by David Eggert, Associated Press Writer
Blackman Township, Mich. December 18, 2008 (AP)
Efren Paredes Jr. wasn't old enough to drive when he was sentenced to life in prison without parole for murdering his boss.
Now 35, he has an outside chance at freedom after proclaiming his innocence for almost two decades.
The possibility is a nightmare for the victim's family, who thought his killer would die behind bars. But it means hope for Paredes and supporters who say he was wrongfully convicted because of a rush to judgment, an unfair trial and slanted media coverage.
The decision rests with Gov. Jennifer Granholm, who under the state constitution can commute criminal sentences. She likely will give weight to whatever recommendation comes from the Michigan Parole Board, which recently held an emotional, nine-hour public hearing on Paredes' clemency request.
"I will not take responsibility for a crime I did not commit," Paredes told parole board members. "I never will do that even if it meant I could leave today."
Grocery store manager Rick Tetzlaff, 28, was shot to death March 8, 1989, during a robbery at Roger's Foodland in St. Joseph, in southwestern Michigan. Paredes was a 15-year-old part-time bagger at the store who had no criminal record before his arrest.
The hearing before the parole board drew more than 140 people. Somber police and prosecutors who worked the case, along with Tetzlaff's tearful family and friends, traveled hours to testify against Paredes' release.
A large group of supporters came out for Paredes, including family, a Lansing radio host, Michigan State University Latino students, peace activists and a private investigator who has helped free innocent people from prison.
While commutation proceedings have become more common in the governor's second term, few; if any; have gained as much attention.

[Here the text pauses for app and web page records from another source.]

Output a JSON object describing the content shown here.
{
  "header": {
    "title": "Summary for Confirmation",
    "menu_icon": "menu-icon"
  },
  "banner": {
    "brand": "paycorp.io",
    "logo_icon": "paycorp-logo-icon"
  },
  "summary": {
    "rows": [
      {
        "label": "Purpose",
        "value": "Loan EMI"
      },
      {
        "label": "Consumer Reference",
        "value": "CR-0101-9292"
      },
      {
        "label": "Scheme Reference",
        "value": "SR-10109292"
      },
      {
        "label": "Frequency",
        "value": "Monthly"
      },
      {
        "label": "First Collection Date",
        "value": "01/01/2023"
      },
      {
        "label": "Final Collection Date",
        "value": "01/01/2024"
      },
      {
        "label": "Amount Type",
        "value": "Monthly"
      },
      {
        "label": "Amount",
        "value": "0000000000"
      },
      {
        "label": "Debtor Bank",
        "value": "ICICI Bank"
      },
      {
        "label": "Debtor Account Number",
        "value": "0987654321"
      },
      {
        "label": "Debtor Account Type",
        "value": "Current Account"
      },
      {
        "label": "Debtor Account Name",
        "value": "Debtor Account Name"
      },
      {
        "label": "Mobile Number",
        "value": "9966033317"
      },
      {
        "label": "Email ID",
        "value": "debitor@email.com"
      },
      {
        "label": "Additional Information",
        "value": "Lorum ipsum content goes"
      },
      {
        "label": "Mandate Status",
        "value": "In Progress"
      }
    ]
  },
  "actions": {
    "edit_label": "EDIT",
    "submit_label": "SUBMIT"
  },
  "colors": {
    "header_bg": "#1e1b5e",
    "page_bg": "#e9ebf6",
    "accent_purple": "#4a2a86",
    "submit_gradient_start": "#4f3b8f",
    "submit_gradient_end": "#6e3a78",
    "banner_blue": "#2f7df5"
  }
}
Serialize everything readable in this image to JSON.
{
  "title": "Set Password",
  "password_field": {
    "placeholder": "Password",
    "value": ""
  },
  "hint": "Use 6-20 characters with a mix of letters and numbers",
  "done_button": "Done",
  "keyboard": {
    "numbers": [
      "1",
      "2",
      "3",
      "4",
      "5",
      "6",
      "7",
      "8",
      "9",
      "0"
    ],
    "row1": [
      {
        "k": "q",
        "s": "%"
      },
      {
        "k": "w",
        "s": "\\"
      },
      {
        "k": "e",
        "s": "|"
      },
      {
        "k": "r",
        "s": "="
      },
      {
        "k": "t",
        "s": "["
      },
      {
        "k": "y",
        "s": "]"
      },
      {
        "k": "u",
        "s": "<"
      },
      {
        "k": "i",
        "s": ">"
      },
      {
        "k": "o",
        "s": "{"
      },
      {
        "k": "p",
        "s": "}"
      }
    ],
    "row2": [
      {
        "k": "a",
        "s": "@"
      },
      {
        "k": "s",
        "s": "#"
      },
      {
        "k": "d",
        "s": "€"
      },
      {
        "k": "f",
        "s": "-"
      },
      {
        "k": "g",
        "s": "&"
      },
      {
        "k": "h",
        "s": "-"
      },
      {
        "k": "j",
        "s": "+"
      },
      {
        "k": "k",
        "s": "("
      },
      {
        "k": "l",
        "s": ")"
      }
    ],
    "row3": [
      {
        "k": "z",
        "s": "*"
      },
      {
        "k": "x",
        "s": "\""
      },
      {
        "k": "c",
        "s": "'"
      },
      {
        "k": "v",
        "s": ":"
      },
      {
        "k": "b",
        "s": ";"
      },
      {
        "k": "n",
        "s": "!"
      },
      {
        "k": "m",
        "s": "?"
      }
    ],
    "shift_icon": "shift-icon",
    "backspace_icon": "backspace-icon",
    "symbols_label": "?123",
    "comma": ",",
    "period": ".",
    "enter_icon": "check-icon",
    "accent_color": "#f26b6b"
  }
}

More than just about Paredes' guilt of innocence, the case has become a referendum of sorts on whether convicts should get mandatory life sentences without parole for crimes committed before age 18. Paredes is among more than 300 juvenile lifers in Michigan's 49,000-inmate system.
Advocates see Paredes as an inspirational figure who made the best of prison by earning a GED, becoming a teacher's aide, writing poetry and transcribing textbooks into Braille. Paredes wants to start a Braille transcription business if he is freed.
"Please don't sacrifice this man's future to cover up the mistakes of the justice system," said Joyce Gouwens, who has served on a county juvenile justice task force.
Opponents see Paredes as a cold-blooded monster with a comfortable upbringing who would be a threat to society.
"I'm angry I have to be here," said Tina Tetzlaff, Rick's wife, who was pregnant with their second child when her husband was killed.
She acknowledged Paredes is making strides in prison but told the parole board her two sons grew up without their dad, afraid of the world and in need of psychological treatment. She said Paredes should serve his full sentence.
Prosecutors argued that mandatory life without parole for first-degree murder is Michigan's promise to victims' families, a trade-off for not having the death penalty.
Chairwoman Barbara Sampson said the parole board has no authority to exonerate Paredes. Instead, it will address questions typical in parole and clemency cases: Does the punishment fit the crime? Does a prisoner pose a risk to society? Has he or she made progress in prison?
Board members usually want to see remorse. But Paredes has repeatedly said he's innocent, leading an assistant attorney general and board members to spend much of the hearing probing evidence.
They heard competing versions of Tetzlaff's death.
Prosecutors said Paredes planned and executed a "thrill kill." He was the last worker to punch out before the after-hours shooting. A teen who served time for his role in the crime told jurors he picked up Paredes from the store after Paredes shot his boss and took $11,000 in cash and checks.
But Paredes' mother said he was home at the time of the murder, insisting she saw Tetzlaff drop off her son before returning to the store. Supporters said those responsible for the crime lied, cut deals and blamed Paredes to save themselves.
Paul Ciolino, a Chicago-based private investigator who was hired by Paredes' family and has helped free five men from Illinois' death row, called his case a "classic" wrongful conviction.
The trial ended 3 1/2 months after Paredes' arrest. Paredes said he had an inept lawyer who didn't investigate on his behalf or counter negative pretrial publicity coming from law enforcement.
The jury foreman was a co-worker of the victim's wife's aunt. Paredes alleged the foreman persuaded other jurors who initially voted 9-3 for acquittal. State and federal courts have upheld the conviction.
Paredes' backers want age to be a factor in the governor's decision. He was 16 when he was convicted.
"I could have turned out to be the person others have tried to make me out to be," Paredes said. "I'm asking for a second chance to reclaim my life."